The death sentence will be regarded as an act of premeditated murder: Sushma Swaraj
India won't take Pakistan’s decision to sentence Kulbhushan Jadhav to a death penalty lightly. The sentencing is likely to push back the bilateral relations between the two countries
Cautioning Pakistan, External Affairs Minister Sushma Swaraj on Tuesday expressed dismay over the decision to award the death sentence to Indian citizen Kulbhushan Jadhav by Pakistan’s military court. She asserted that this will have consequences for the bilateral relations between the two nations. The minister said that if the sentence is carried out, it will be regarded as an act of “premeditated murder”.
Swaraj was not alone in the condemnation. On the penultimate day of the budget session parliamentarians condemned Pakistan’s decision in unison saying that it reflected Pakistan's ulterior motives. Swaraj who was speaking in the Upper House said, “Our position is very clear, there is no evidence of wrongdoing by Kulbhushan Jadhav.” Calling Jadhav an ‘innocent-kidnapped-Indian’ Swaraj labeled the alleged proceedings of the Pakistan’s military court farcical in nature. She reiterated that there is no evidence against Jadhav, if anything he is a victim of a plan that seeks to cast “aspersions on India” to deflect international attention from Pakistan’s well-known record of sponsoring and supporting terrorism.
Agreeing with these sentiments, Home Minister Rajnath Singh in Lok Sabha said, “The House and the government strongly condemn the Pakistani actions on this. Whatever needs to be done will be done by the government and every attempt will be made to ensure that justice is done to Kulbhushan Jadhav." Rajnath went on to say that all norms of law and justice were ignored by Pakistan’s military.
Responding to Ghulam Nabi Azad, the Leader of Opposition in Rajya Sabha, Swaraj clarified that India will help Jadhav in getting the best assistance in the Supreme Court and if required it will approach the President of Pakistan as well.

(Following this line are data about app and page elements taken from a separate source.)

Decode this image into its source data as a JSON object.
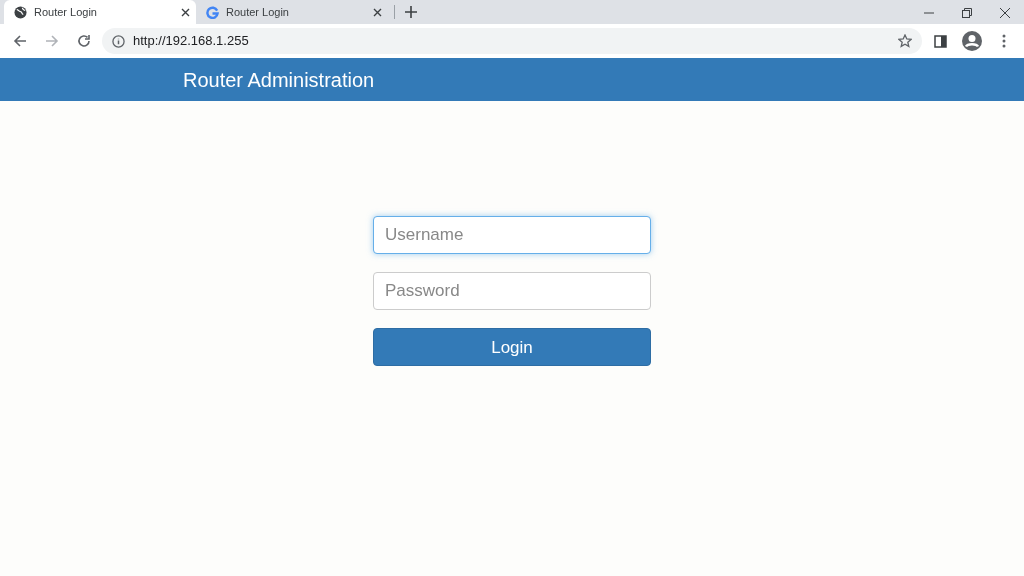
{
  "tabs": [
    {
      "title": "Router Login",
      "selected": true
    },
    {
      "title": "Router Login",
      "selected": false
    }
  ],
  "address": "http://192.168.1.255",
  "header": {
    "title": "Router Administration"
  },
  "fields": [
    {
      "placeholder": "Username",
      "focused": true
    },
    {
      "placeholder": "Password",
      "focused": false
    }
  ],
  "button": "Login"
}
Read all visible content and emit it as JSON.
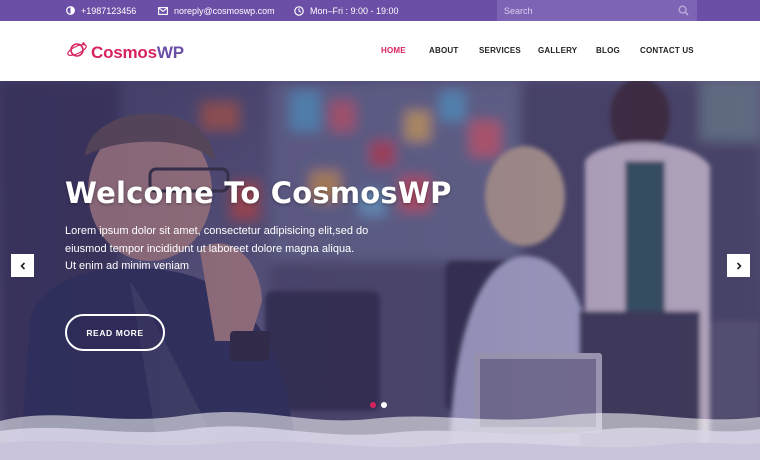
{
  "topbar": {
    "phone": "+1987123456",
    "email": "noreply@cosmoswp.com",
    "hours": "Mon–Fri : 9:00 - 19:00",
    "search_placeholder": "Search",
    "icons": [
      "half-circle-icon",
      "envelope-icon",
      "clock-icon",
      "search-icon"
    ]
  },
  "logo": {
    "part1": "Cosmos",
    "part2": "WP",
    "icon": "planet-icon"
  },
  "nav": {
    "items": [
      {
        "label": "HOME",
        "active": true
      },
      {
        "label": "ABOUT"
      },
      {
        "label": "SERVICES"
      },
      {
        "label": "GALLERY"
      },
      {
        "label": "BLOG"
      },
      {
        "label": "CONTACT US"
      }
    ]
  },
  "hero": {
    "title": "Welcome To CosmosWP",
    "text_lines": [
      "Lorem ipsum dolor sit amet, consectetur adipisicing elit,sed do",
      "eiusmod tempor incididunt ut laboreet dolore magna aliqua.",
      "Ut enim ad minim veniam"
    ],
    "button_label": "READ MORE",
    "prev_icon": "chevron-left-icon",
    "next_icon": "chevron-right-icon",
    "slides_total": 2,
    "active_slide": 1
  },
  "colors": {
    "topbar": "#6b4fa6",
    "accent": "#d6225f",
    "brand_purple": "#6b4fa6"
  }
}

Jadhav was arrested last year by the Pakistan Army from Balochistan and was accused of being an agent with India’s Research & Analysis Wing (R&AW). He was accused of fuelling the Baloch separatist movement to destabilise the China-Pakistan Economic Corridor (CPEC). The charges were denied by the Indian government which has been repeatedly saying that Jadhav was initially picked up from Iran and then taken to Pakistan.
The ruling was issued by the Field General Court Martial (FGCM) of the Pakistan Army on Monday. In a statement released by the Inter Service Public Relation (ISPR) the military said, “He (Kulbhushan Jadhav) confessed before a magistrate and the court that he was tasked by RAW to plan, coordinate and organise espionage/sabotage activities aiming to destabilise and wage war against Pakistan.”
Following the decision of FGCM, Foreign Secretary S Jaishankar summoned the Pakistani High Commissioner Abdul Basit in New Delhi and handed over a demarche. India has expressed it to Pakistan that, “The proceedings that have led to the sentence against Jadhav are farcical in the absence of any credible evidence against him. It is significant that our high commission was not even informed that Jadhav was being brought to trial.”
Meanwhile, Pakistan has been continuously refusing India’s request for consular access to Jadhav who was found in possession of an Iranian residency permit under the name of Hussain Mubarak Patel which indicated his place of birth to be Sangli in Maharashtra.
The decision is also being criticised by human rights agencies like Amnesty International which has said, “Under Pakistan’s military courts, no information about charges or evidence against suspects is made public.” It is worth mentioning here that in 2013 another Indian national, Sarabjit, who was on a death roll for over 13 years was killed by inmates in a Pakistani jail.
(With inputs from UNI)